Good morning to you all from Ears To The House. It’s Monday and the start of a brand new week – and we start it with an apology. Everything which could go wrong over the weekend duly did, and the result of this was no one being free to write anything up for Sunday. Thankfully, all problems have now been resolved and we won’t be coming off the airwaves again!
Right, let’s get back to business. On Friday, Beyoncé Knowles finally released her new album “Renaissance” – if, of course, you discount the fact physical copies did surface in Europe a few days earlier. By all accounts, there was going to be a house influence on this album – so we decided to take a closer look.
We opted to use the same approach as we did for Drake’s recent album – we would all listen to it, discuss it and write up a collective review afterwards. Drake’s album did not come out of it too well – will Beyoncé fare any better? Despite our difficulties, we all managed to listen to it over the weekend, so what was our verdict?
Well, Beyoncé’s legion of fans might be delighted by her latest efforts. Unfortunately, we’re not. But let’s start by being kind, or at least trying to be. It’s not as bad as Drake’s album – which we thought was dreadful. We know this isn’t setting the bar particularly high, but that’s how we feel.

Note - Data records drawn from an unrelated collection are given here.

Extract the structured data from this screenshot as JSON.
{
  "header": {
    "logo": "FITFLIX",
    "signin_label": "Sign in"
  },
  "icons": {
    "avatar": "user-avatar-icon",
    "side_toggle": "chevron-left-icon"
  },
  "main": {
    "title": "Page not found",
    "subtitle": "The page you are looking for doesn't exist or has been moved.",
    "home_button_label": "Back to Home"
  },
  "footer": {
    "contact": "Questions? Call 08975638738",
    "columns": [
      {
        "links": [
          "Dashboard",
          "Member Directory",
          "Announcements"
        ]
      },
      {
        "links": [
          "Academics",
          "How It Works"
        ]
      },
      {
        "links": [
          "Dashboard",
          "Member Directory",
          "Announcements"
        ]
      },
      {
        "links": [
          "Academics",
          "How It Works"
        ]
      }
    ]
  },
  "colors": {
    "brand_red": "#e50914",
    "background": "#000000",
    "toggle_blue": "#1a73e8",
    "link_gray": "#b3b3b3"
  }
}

Several house producers were seemingly involved in the making of Renaissance – Luke Solomon, Honey Dijon and Green Velvet to name but three – but listening to the album, most of the album just left us wondering exactly what their contributions were. How much insight did they provide? Where exactly are their inspirations and ideas present in the music?
Please understand this isn’t meant in a malicious context – far from it. Whilst Beyoncé Knowles is a pleasure to listen to compared to the horribly autotuned voice of Drake, we were still left with the impression this was mostly R&B with house added on as an afterthought. Yes, most of these records could easily be turned into full-on house tracks, just like used to happen in the 90s with this kind of music. But a house album, this certainly is not.
Some of the tracks, such as “Cuff It” and “Summer Renaissance” have more of a disco influence than house – although the respective involvement of Nile Rodgers and Giorgio Moroder might have something to do with it. Perhaps these producers were more comfortable, more experienced with the process than the house crowd – who simply may not be as used to working with big musicians.
Elsewhere, we just found ourselves questioning the sheer amount of swearing on the album and wondering if many of Beyoncé’s songs have always been so sexually explicit, or whether this is a more recent development. The, ahem, voluptuous cover photo of Renaissance leaves us somewhat unsure. We’re happy for you to make your own minds up about that one…